So I sow my seed directly into a little newspaper pot that I create with this handy tool.  The pot goes onto a water-catching tray, gets watered (just enough to dampen the soil), and then the tray and pots get covered with a plastic bag to prevent the soil from drying out while they sit in a warm place waiting for the seeds to germinate.  I check on the pots several times during the day to make sure the soil is damp enough.  If not, I find misting the pots and soil is a better way to increase the moisture than directly watering the soil – it’s easier to control the amount of water and it won’t create little pockmarks in the soil surface.  Note: When watering seedlings, use only filtered, room temperature (or slightly warmer) water – you don’t want the tender little things to be absorbing chlorine or lead or other toxic chemicals, and you don’t want to shock them with cold water (at least, not yet).

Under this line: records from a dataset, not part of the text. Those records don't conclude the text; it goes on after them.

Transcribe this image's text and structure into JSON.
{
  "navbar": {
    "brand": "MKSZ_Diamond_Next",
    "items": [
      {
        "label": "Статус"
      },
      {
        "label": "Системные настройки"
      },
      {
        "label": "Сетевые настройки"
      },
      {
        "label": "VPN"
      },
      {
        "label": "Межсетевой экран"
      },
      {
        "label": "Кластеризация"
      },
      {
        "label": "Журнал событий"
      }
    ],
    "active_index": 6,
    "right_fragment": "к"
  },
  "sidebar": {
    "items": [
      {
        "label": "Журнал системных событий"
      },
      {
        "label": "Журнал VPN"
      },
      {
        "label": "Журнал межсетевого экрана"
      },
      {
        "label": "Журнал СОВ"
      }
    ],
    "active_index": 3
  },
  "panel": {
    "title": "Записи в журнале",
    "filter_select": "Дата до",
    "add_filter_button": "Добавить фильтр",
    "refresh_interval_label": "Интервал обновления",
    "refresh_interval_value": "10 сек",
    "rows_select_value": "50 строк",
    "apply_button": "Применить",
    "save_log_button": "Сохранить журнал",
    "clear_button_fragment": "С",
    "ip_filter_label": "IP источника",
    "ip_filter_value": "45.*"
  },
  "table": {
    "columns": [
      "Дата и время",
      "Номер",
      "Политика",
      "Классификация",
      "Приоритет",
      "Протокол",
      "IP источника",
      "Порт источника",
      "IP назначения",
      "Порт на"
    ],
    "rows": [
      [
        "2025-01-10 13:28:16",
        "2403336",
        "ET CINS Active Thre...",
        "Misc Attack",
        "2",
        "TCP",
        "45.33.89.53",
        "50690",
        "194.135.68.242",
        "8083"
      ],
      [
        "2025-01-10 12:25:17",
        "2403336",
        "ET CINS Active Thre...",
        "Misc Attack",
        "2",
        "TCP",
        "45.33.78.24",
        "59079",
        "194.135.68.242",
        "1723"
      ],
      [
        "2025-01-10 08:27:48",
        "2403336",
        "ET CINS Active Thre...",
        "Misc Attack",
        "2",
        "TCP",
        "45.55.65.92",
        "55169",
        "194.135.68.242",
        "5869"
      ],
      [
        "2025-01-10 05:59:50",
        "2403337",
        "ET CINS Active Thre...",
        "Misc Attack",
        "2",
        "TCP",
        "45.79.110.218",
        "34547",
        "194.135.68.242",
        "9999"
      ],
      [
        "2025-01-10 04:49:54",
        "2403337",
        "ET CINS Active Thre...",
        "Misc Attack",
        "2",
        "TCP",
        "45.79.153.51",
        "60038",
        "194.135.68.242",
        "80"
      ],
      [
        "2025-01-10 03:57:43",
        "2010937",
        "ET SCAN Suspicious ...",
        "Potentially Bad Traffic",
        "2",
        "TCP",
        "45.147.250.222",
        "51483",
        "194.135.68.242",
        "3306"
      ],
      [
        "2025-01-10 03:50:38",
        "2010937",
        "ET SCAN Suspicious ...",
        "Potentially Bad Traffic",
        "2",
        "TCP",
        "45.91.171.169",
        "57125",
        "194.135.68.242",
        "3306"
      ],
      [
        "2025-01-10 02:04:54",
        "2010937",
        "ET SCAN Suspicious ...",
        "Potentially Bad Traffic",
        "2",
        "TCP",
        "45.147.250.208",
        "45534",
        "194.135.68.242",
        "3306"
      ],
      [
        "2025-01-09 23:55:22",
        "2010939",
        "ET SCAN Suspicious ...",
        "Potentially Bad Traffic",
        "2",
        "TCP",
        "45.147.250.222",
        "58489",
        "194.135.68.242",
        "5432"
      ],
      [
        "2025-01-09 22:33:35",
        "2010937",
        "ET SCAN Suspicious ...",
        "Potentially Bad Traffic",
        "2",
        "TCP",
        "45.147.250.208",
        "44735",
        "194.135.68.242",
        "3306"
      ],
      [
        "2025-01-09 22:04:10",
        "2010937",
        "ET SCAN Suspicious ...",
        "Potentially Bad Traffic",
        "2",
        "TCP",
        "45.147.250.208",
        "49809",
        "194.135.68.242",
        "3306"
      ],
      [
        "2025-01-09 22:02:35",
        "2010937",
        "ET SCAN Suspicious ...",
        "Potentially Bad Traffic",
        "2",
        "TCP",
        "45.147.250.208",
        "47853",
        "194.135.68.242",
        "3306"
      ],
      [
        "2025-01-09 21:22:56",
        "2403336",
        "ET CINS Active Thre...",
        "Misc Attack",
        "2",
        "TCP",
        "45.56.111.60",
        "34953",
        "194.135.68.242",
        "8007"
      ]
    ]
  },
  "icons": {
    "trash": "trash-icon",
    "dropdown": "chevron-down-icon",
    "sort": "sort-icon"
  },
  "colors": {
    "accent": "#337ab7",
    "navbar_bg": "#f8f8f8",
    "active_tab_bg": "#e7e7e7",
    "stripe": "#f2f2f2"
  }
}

Once the seeds have germinated, I remove the plastic bag, and place the emerging seedlings under a grow light.  When the plants look like they’re outgrowing the newspaper pots (indicated by roots starting to push through the newspaper walls), and if it’s still too cold to transplant them directly into the garden, I pot them up into larger plastic containers (about 20cm diameter size), newspaper pot and all.  I find this to be an easier method of starting seeds for a small garden.

There can be, however, the occasional problem.  If I’ve watered too much, the newspaper disintegrates – although you’d be amazed at how much water that takes.  If I’ve watered too little, the newspaper crumbles, usually at the bottom, which necessitates transplanting the threatened seedling into a 10cm plastic pot.  These things don’t happen frequently enough, though, that I feel the need to change my method.

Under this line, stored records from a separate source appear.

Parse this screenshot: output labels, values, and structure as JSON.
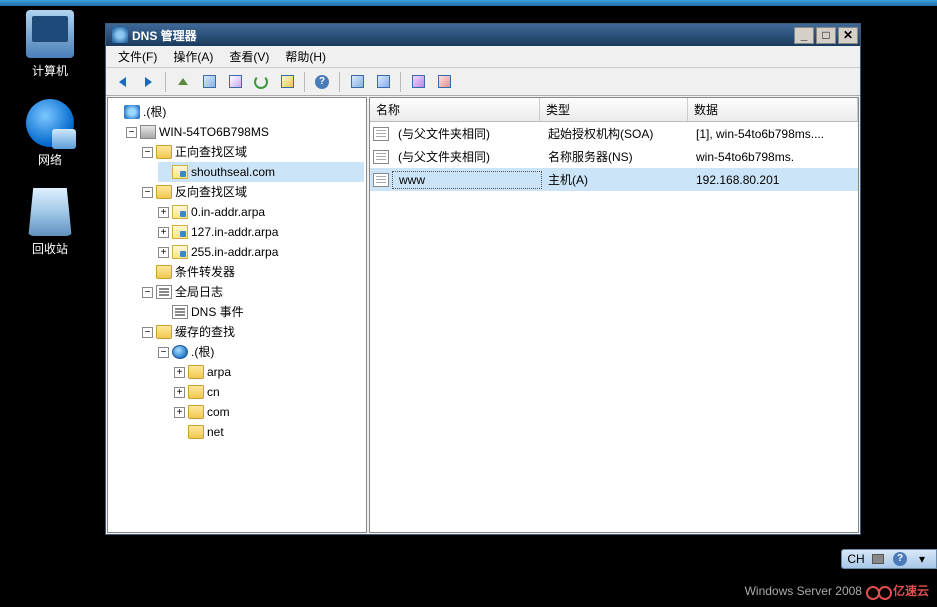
{
  "desktop": {
    "icons": [
      {
        "label": "计算机",
        "name": "computer"
      },
      {
        "label": "网络",
        "name": "network"
      },
      {
        "label": "回收站",
        "name": "recycle-bin"
      }
    ]
  },
  "window": {
    "title": "DNS 管理器",
    "menu": [
      "文件(F)",
      "操作(A)",
      "查看(V)",
      "帮助(H)"
    ]
  },
  "tree": {
    "root": ".(根)",
    "server": "WIN-54TO6B798MS",
    "forward_zone": "正向查找区域",
    "forward_domain": "shouthseal.com",
    "reverse_zone": "反向查找区域",
    "reverse_items": [
      "0.in-addr.arpa",
      "127.in-addr.arpa",
      "255.in-addr.arpa"
    ],
    "forwarders": "条件转发器",
    "global_log": "全局日志",
    "dns_event": "DNS 事件",
    "cached": "缓存的查找",
    "root_items": [
      "arpa",
      "cn",
      "com",
      "net"
    ]
  },
  "list": {
    "headers": {
      "name": "名称",
      "type": "类型",
      "data": "数据"
    },
    "rows": [
      {
        "name": "(与父文件夹相同)",
        "type": "起始授权机构(SOA)",
        "data": "[1], win-54to6b798ms...."
      },
      {
        "name": "(与父文件夹相同)",
        "type": "名称服务器(NS)",
        "data": "win-54to6b798ms."
      },
      {
        "name": "www",
        "type": "主机(A)",
        "data": "192.168.80.201"
      }
    ]
  },
  "tray": {
    "lang": "CH"
  },
  "footer": {
    "os": "Windows Server 2008",
    "brand": "亿速云"
  }
}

I’ve been asked whether the inks in newsprint are toxic and I’ve yet to discover a definitive answer to that question.  All I know is that they are less toxic than they used to be, for whatever that’s worth.  From what I’ve read, the amount of heavy metals used in the ink has been severely reduced and, in the case of lead, been almost eliminated.  There is still concern, however, about benzene, toluene, and napthalene (among others) although the good news is that many newspaper printers have been moving toward soy-based ink rather than petroleum-based, thereby reducing the toxicity even more.  As I understand it, if you’re unsure of what ink your newspaper is written in, your safest option is to use only the black and white part of the paper and never, ever the glossy, colorful inserts since these contain the highest amounts of lead, cadmium and chromium.  Although I’ve never tested my plants for heavy metal contamination, I’d hazard a guess and say that it’s probable; but whether that contamination comes from newspaper ink or simply from the air and water that plants absorb from our toxic environment would be impossible for me to say.  What I can say, is that my plants have never shown any visible sign of contamination and their health seems to depend more on the quality of the potting soil than whether I’ve started them in plastic or newspaper pots.  I’d be interested in hearing from anyone who has more knowledge than I do in the printing process (and an unbiased opinion).

In addition to being able to grow more interesting varieties than you might find in your local nursery, starting your own seeds can be an inexpensive alternative to purchasing plant starts – I’d love to hear how other gardeners start their seeds, particularly any frugal, stylish, and/or sustainable ideas.